process specification limits are tightened) to improve the parameter
well above 1.0.
The most common method for abnormality detection in semiconductor industry
is statistical process control (SPC) [61]. SPC is an entire
methodology, including addressing which actions to take upon detection of an
abnormality and how to inform the operators of required actions.
In traditional SPC, the expected variation is again assumed to be described by
a normal distribution occurring around a mean value. In other words, the errors
around the mean are assumed to be Identically, Independent Distributed Normal
(IID Normal). This assumption leads to the normal distribution as proven in
Appendix A. It is represented as:
where is the measured value, is the mean of the distribution for
, is the random error in measurement of , and
is the normal distribution with mean 0 and standard deviation
. Another form of representing the distribution of is

(2.14) 
with
as the normal distribution function.
In SPC an abnormality is assumed to be a shift in the mean of this
distribution (), or a change in the standard variation of the normal
distribution (). The abnormality detection technique is
based on statistics and charting of the data. Different types of statistics
have a different associated charting method. Thus, the specific fault
detection techniques are usually called XYZ chart, with XYZ denoting the
specific statistics used. Different techniques obviously test different
hypothesies. Some test whether the mean () has shifted, while
others test whether the standard deviation () has changed. Due
to the statistics, it requires a much larger sample size to detect a change in
the standard deviation than a change in the mean [62]. It is
observed, that changes in the mean are more likely to occur. Consequently,
charts to detect changes in the mean are much more common.
The most common SPC chart is the SHEWHART Chart, also known as an XBarR
(AverageRange) chart [63]. However in modern charting
programs this naming convention is somewhat outdated (Average, Range, Raw Data
and other statistical measures can be switched into the graph in every
possible combination).
SPC control charts show drifts and trends in the monitored
parameters. Additional control limits enable early warnings about possible
instabilities far before the parameters go outofspec. An example of such an
XBarR control chart
is shown in Figure 2.14. This chart shows one of the best controlled
dimensions in semiconductor fabrication, the gate oxide thickness as a trend
graph over around 3000 measurements.
Figure 2.14:
Example for a SPC chart showing a time series of thickness
measurements of the gate oxide thickness

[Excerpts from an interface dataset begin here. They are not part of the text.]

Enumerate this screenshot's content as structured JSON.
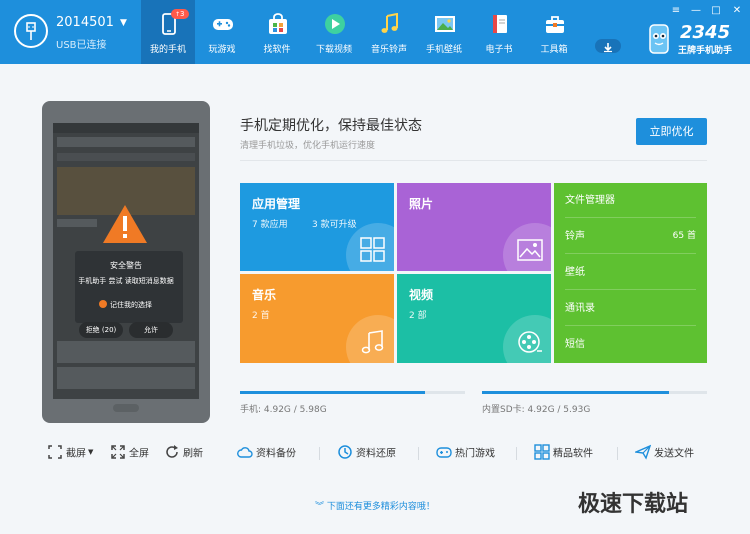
{
  "device": {
    "name": "2014501",
    "status": "USB已连接"
  },
  "nav": [
    {
      "label": "我的手机",
      "badge": "3",
      "icon": "phone-icon",
      "active": true
    },
    {
      "label": "玩游戏",
      "icon": "gamepad-icon"
    },
    {
      "label": "找软件",
      "icon": "app-store-icon"
    },
    {
      "label": "下载视频",
      "icon": "play-icon"
    },
    {
      "label": "音乐铃声",
      "icon": "music-note-icon"
    },
    {
      "label": "手机壁纸",
      "icon": "picture-icon"
    },
    {
      "label": "电子书",
      "icon": "book-icon"
    },
    {
      "label": "工具箱",
      "icon": "toolbox-icon"
    }
  ],
  "brand": {
    "number": "2345",
    "name": "王牌手机助手"
  },
  "phone_dialog": {
    "title": "安全警告",
    "text": "手机助手 尝试 读取短消息数据",
    "remember": "记住我的选择",
    "deny": "拒绝 (20)",
    "allow": "允许"
  },
  "main": {
    "headline": "手机定期优化，保持最佳状态",
    "subline": "清理手机垃圾，优化手机运行速度",
    "optimize_button": "立即优化"
  },
  "tiles": {
    "apps": {
      "title": "应用管理",
      "installed": "7 款应用",
      "upgradable": "3 款可升级",
      "color": "#1e9ae0"
    },
    "photos": {
      "title": "照片",
      "color": "#a963d6"
    },
    "music": {
      "title": "音乐",
      "count": "2 首",
      "color": "#f79b2e"
    },
    "video": {
      "title": "视频",
      "count": "2 部",
      "color": "#1cbfa5"
    },
    "list": {
      "color": "#5ec131",
      "items": [
        {
          "label": "文件管理器",
          "count": ""
        },
        {
          "label": "铃声",
          "count": "65 首"
        },
        {
          "label": "壁纸",
          "count": ""
        },
        {
          "label": "通讯录",
          "count": ""
        },
        {
          "label": "短信",
          "count": ""
        }
      ]
    }
  },
  "storage": {
    "phone": {
      "label": "手机: 4.92G / 5.98G",
      "fraction": 0.82
    },
    "sd": {
      "label": "内置SD卡: 4.92G / 5.93G",
      "fraction": 0.83
    }
  },
  "toolbar": {
    "screenshot": "截屏",
    "fullscreen": "全屏",
    "refresh": "刷新",
    "backup": "资料备份",
    "restore": "资料还原",
    "games": "热门游戏",
    "software": "精品软件",
    "send": "发送文件"
  },
  "more_text": "下面还有更多精彩内容哦！",
  "watermark": "极速下载站"
}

A second example for an SPC chart is the variation of an electrical
parameter. In Figure 2.15 the trend of the PMOS short channel
threshold is shown. This data series includes approximately 10000 measurements
over the time interval of a couple of weeks. Since this parameter is very
sensitive to the PMOS channel doping and especially also sensitive to the
thermal budget, it is much more difficult to control. The impact of corrective
actions inside the fabrication and the influence of the control limits can be
clearly seen in Figure 2.15. The control limits raise an
early warning flag and trigger corrective actions before the process gets out
of control. The jumps in the mean values indicated in Figure 2.15
indicate the impact of corrective actions in fabrication.
Figure 2.15:
Example for a SPC chart showing outofcontrol events
including the impact of corrective actions for the threshold voltage of a
PMOS transistor

The second class of information parameters are measured and gathered as statistical data.
However this data is neither subject to review during the pass/fail
control mechanism nor subject to SPC methods. Examples for such parameters are
the effective channel mobility of a CMOS transistor or its effective substrate
doping.
The third class of parameters are characterization parameters which are
difficult to obtain. For this reason they cannot be monitored on a daily
basis. They are updated on annual or biyearly basis. Examples for such
parameters are Sparameters or temperature coefficients.
Next: 2.7 Sort and Final
Up: 2. The Processing Chain
Previous: 2.5 Fabrication
R. Minixhofer: Integrating Technology Simulation
into the Semiconductor Manufacturing Environment